-- PROVIDED RECORDS follows --

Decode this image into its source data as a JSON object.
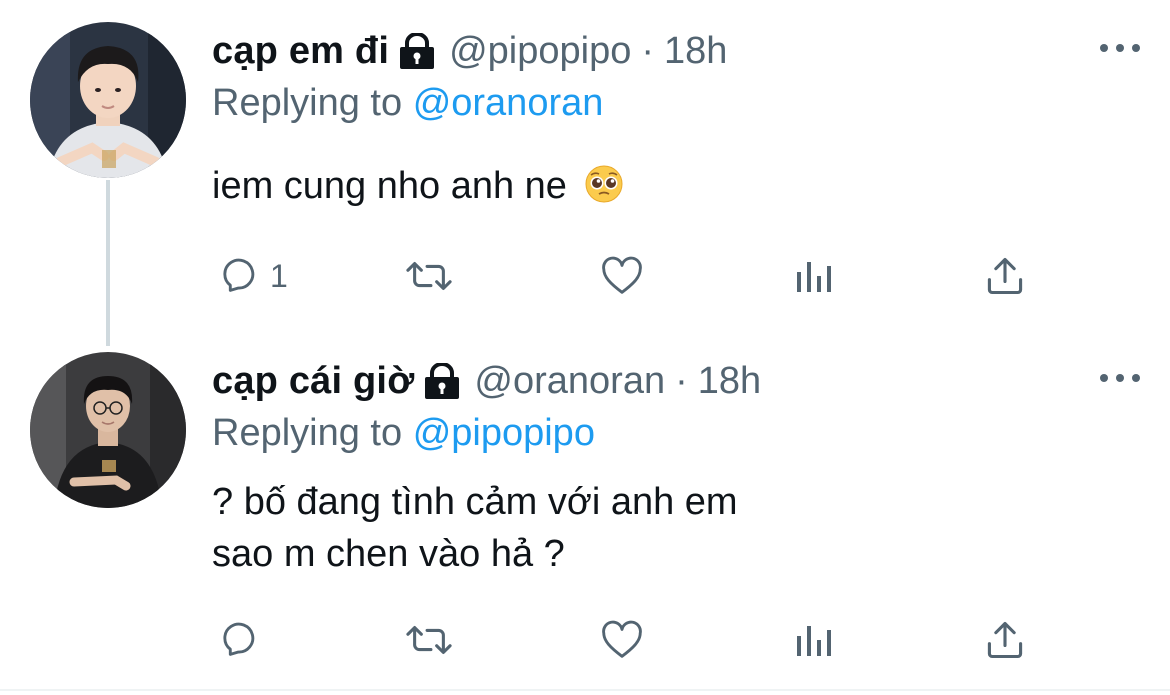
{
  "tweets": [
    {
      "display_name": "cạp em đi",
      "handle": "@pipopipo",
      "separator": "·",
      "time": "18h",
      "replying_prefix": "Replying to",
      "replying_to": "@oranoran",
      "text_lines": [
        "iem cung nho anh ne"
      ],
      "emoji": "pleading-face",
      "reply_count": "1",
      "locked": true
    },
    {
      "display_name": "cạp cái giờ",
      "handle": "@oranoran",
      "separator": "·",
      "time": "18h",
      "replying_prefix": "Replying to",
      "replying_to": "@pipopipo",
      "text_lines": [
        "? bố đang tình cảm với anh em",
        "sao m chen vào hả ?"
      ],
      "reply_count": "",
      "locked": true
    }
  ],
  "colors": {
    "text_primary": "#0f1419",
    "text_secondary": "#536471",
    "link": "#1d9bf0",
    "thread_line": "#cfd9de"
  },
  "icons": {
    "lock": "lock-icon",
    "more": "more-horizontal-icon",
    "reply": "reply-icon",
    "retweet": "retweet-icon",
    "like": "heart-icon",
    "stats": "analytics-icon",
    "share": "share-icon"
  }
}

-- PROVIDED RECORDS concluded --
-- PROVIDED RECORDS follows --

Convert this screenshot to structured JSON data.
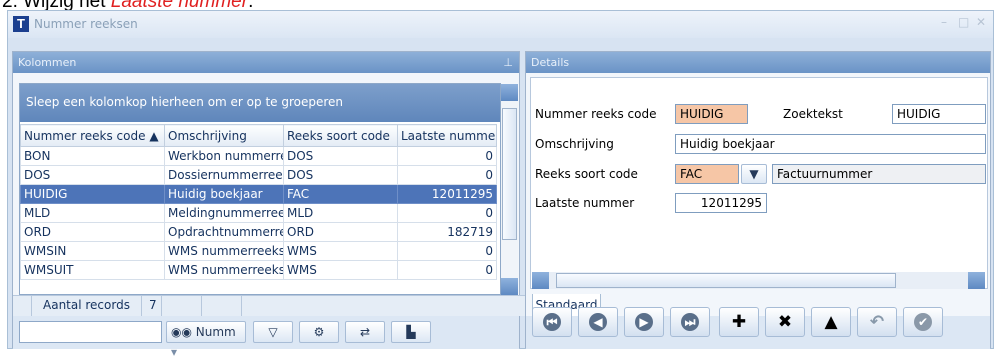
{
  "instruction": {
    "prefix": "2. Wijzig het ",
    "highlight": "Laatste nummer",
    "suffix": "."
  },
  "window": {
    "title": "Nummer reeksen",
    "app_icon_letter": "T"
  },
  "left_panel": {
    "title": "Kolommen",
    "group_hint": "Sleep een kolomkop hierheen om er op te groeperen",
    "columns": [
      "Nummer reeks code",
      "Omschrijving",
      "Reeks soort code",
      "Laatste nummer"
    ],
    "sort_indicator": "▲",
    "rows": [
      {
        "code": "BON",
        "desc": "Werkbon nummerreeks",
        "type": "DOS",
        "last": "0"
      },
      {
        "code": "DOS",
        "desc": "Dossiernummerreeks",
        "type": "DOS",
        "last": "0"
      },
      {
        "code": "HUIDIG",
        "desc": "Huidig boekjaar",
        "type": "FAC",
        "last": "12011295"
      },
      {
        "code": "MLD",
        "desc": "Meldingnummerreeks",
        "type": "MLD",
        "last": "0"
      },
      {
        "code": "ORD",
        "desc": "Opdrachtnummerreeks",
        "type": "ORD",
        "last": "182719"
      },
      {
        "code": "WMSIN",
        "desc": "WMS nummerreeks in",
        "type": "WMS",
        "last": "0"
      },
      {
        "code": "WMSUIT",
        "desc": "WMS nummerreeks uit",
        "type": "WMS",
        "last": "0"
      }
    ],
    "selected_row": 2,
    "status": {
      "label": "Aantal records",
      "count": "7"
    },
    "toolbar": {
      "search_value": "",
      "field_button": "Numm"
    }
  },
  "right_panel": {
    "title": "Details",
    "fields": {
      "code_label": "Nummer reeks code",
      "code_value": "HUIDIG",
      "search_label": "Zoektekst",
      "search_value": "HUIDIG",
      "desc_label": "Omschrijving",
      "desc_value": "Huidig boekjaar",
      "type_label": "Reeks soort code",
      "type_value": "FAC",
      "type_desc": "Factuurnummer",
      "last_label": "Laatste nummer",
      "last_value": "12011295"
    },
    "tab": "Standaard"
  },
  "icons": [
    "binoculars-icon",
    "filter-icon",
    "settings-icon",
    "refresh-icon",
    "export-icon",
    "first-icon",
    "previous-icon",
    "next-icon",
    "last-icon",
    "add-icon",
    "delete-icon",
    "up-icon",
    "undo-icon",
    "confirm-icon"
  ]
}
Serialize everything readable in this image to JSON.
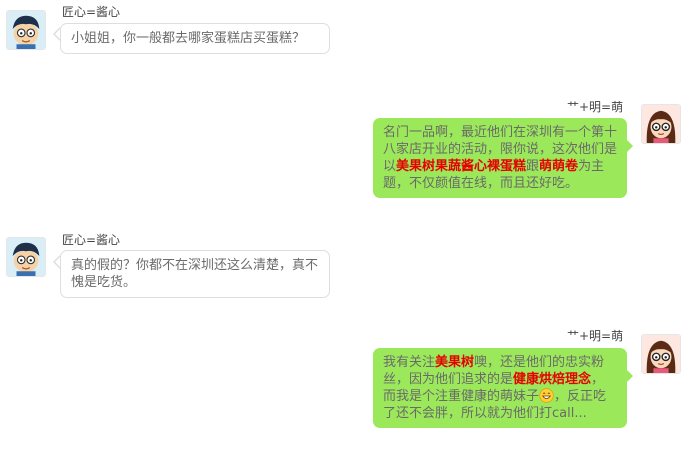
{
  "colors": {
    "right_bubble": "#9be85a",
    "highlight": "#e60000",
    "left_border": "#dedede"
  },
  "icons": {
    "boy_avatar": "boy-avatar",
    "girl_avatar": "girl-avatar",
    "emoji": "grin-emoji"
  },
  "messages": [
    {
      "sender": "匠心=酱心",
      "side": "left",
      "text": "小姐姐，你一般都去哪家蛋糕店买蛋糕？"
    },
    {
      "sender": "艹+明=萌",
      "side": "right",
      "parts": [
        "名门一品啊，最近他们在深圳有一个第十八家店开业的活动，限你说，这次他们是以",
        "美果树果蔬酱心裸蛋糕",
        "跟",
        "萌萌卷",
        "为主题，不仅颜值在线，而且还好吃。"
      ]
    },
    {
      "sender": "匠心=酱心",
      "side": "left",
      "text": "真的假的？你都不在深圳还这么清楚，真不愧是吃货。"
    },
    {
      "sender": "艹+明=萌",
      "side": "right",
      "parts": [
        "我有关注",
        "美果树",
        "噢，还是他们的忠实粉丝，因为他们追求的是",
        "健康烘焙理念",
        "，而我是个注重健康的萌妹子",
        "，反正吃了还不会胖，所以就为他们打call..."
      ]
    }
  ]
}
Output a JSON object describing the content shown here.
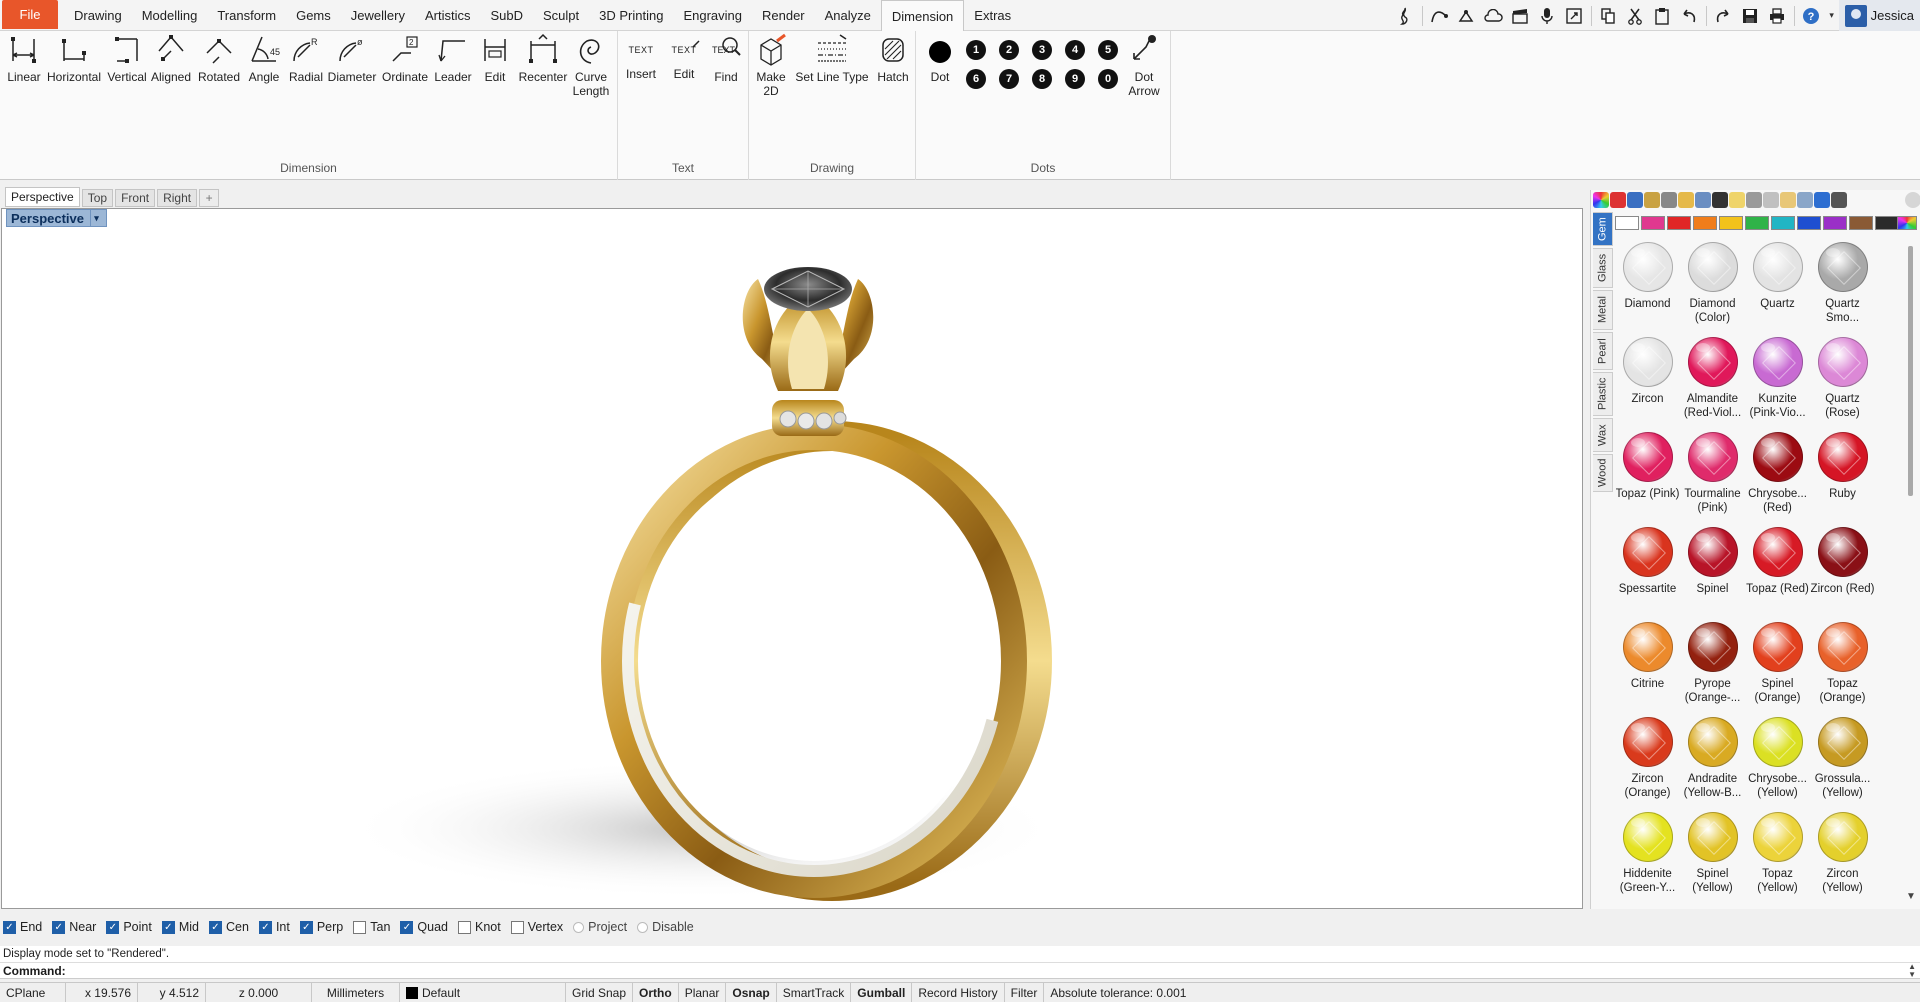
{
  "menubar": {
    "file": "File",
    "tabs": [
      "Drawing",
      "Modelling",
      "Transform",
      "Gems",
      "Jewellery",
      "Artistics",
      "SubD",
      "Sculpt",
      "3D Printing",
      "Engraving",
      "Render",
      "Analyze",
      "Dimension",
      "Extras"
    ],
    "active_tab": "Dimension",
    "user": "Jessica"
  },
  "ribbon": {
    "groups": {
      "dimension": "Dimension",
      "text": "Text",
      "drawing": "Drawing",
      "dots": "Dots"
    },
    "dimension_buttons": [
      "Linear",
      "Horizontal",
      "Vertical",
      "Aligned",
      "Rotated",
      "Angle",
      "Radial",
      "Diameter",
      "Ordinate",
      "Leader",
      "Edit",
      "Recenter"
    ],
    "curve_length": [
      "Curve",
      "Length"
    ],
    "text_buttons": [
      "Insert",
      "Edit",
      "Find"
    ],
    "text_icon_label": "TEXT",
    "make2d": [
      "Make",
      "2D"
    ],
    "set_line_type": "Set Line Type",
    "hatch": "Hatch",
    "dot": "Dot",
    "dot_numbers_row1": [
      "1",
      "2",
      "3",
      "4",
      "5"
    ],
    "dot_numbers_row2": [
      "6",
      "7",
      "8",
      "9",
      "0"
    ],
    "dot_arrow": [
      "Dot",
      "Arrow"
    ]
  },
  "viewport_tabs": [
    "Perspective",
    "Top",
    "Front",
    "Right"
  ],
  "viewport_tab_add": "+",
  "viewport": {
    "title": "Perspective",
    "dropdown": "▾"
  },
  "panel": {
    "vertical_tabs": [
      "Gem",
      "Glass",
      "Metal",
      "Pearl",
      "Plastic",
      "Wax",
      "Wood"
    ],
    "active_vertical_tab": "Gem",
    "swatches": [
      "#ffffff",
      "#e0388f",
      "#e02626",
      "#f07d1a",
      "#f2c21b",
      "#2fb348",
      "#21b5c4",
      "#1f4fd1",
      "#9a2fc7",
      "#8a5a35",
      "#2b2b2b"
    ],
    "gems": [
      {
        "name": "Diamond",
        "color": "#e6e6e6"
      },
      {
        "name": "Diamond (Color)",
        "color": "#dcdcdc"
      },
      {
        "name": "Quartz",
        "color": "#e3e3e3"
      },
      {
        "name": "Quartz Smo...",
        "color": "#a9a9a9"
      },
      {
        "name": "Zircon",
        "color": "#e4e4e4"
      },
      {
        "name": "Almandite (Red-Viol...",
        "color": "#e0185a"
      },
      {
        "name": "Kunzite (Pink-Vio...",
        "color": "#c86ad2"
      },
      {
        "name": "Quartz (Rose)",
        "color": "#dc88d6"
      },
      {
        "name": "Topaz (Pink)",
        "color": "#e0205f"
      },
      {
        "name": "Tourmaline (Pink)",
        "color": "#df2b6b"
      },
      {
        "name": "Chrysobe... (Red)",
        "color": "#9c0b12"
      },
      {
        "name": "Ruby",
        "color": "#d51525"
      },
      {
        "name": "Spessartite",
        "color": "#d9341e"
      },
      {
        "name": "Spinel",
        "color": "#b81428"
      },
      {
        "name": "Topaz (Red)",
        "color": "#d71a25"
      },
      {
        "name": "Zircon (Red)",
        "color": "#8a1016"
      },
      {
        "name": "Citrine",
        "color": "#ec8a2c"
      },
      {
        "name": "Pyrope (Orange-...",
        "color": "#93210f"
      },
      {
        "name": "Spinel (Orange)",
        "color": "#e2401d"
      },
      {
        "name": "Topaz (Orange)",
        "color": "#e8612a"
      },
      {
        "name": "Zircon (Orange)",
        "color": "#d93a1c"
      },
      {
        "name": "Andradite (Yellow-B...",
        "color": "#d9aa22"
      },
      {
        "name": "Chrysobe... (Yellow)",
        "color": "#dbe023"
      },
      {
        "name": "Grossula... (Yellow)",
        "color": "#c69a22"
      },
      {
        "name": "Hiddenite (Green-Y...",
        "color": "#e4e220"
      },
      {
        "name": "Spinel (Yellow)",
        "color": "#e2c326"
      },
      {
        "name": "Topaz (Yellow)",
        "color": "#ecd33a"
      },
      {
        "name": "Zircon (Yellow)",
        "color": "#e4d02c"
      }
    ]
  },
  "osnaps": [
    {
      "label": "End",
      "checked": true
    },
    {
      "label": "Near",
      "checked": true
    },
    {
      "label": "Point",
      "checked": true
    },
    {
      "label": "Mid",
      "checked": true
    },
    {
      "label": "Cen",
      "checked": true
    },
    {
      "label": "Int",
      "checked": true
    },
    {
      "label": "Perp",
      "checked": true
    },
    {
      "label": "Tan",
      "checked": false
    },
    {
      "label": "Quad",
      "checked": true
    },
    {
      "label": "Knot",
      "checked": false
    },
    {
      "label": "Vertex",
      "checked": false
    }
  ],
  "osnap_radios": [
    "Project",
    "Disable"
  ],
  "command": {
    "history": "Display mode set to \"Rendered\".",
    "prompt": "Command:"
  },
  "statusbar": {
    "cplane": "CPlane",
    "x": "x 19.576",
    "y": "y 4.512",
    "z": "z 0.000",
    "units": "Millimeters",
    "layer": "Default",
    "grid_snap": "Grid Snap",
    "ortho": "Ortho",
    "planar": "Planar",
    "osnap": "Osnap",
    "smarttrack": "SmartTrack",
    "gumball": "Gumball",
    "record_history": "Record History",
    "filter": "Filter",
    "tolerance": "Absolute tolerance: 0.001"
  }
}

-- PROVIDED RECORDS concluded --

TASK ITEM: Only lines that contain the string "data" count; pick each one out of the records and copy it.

RESULT FOR THIS TASK:
Decode this image into its source data as a JSON object.
Convert this screenshot to structured JSON data.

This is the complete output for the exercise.